It is yet possible that God conceals his name to initiate Moses’ transition from material polytheism to spiritual monotheism. In Coffey’s analysis of essence, he notes that in pondering “the constitution of any corporeal thing, there is a danger of taking what is really only part of the essence of such a thing for the whole essence” (Coffey 77). Having grown up in a world of golden calves, animal-headed gods, and Pharaohs who were essentially gods on earth, Moses probably would have tended to see gods as “corporeal beings.” God’s nondisclosure of His essence thus prevents any confusion over the part and the whole of God. With no way to connect God to the material, Moses is forced to embark on an exclusively spiritual journey.
One could say that this journey is defined in the first few moments Moses speaks with God. Moses leads the Hebrews out of Egypt with an obedience that can only flow fresh from an encounter with indescribable wonder. God’s perplexing introduction marks the beginning of a grand narrative—that of the Israelites’ quest for nationhood, for prosperity, and for relationship with the unknowable God who is who He is.
Coffey, P. Ontology.
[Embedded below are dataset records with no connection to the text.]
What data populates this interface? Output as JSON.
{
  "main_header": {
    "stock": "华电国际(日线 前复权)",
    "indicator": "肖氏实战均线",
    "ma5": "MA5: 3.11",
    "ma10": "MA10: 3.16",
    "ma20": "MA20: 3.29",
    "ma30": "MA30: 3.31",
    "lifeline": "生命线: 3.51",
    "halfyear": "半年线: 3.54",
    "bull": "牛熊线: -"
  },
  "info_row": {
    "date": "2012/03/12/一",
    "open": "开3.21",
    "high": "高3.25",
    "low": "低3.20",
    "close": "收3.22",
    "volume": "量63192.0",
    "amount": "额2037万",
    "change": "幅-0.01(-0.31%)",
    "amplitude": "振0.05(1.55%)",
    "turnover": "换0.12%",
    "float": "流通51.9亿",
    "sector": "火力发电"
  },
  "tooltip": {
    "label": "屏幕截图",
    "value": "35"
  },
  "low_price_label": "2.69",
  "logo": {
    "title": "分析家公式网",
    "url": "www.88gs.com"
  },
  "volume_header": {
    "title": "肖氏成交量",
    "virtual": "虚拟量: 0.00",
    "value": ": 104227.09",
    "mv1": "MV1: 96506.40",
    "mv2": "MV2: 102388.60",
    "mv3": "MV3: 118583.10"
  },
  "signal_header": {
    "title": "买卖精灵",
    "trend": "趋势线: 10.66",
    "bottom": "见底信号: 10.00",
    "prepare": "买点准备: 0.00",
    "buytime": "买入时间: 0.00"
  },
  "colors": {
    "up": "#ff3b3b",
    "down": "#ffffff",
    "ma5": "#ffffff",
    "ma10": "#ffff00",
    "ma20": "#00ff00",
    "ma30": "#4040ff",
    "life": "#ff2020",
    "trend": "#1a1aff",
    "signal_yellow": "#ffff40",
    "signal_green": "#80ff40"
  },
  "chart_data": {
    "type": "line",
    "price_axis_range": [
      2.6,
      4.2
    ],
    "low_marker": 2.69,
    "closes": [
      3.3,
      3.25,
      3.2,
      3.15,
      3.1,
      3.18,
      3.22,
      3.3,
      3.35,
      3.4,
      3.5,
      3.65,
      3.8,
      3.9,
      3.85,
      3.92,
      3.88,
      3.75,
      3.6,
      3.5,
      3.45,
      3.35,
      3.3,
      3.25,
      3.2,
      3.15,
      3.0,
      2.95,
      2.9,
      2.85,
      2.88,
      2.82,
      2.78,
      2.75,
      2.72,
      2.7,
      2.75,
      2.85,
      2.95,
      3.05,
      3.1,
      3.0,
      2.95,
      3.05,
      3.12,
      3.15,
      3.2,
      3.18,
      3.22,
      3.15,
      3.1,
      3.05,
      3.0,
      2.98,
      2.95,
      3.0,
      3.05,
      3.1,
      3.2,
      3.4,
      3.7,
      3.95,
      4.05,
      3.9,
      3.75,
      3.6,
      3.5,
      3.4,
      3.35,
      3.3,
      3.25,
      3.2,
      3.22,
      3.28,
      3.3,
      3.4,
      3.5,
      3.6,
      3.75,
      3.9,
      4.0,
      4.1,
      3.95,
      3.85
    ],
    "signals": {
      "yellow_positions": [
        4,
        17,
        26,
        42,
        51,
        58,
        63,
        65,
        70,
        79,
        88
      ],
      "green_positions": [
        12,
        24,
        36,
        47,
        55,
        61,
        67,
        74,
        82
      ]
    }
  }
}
New York, NY: Peter Smith, 1938. Print.
Good News Bible. New York, NY: American Bible Society, 1992. Print.
Heschel, Abraham Joshua. Man Is Not Alone. New York, NY: Farrar, Straus and Giroux, 1951. Print.
Plaut, W. Gunther. The Torah: a Modern Commentary. New York, NY: Union of American Hebrew Congregations, 1981. Print.
Sarna, Nahum M. The JPS Torah Commentary: Exodus. Philadelphia, PA: The Jewish Publication Society, 1991. Print.
The Vulgate Bible. Ed. Swift Edgar. Cambridge, MA: Harvard University Press, 2010. Print.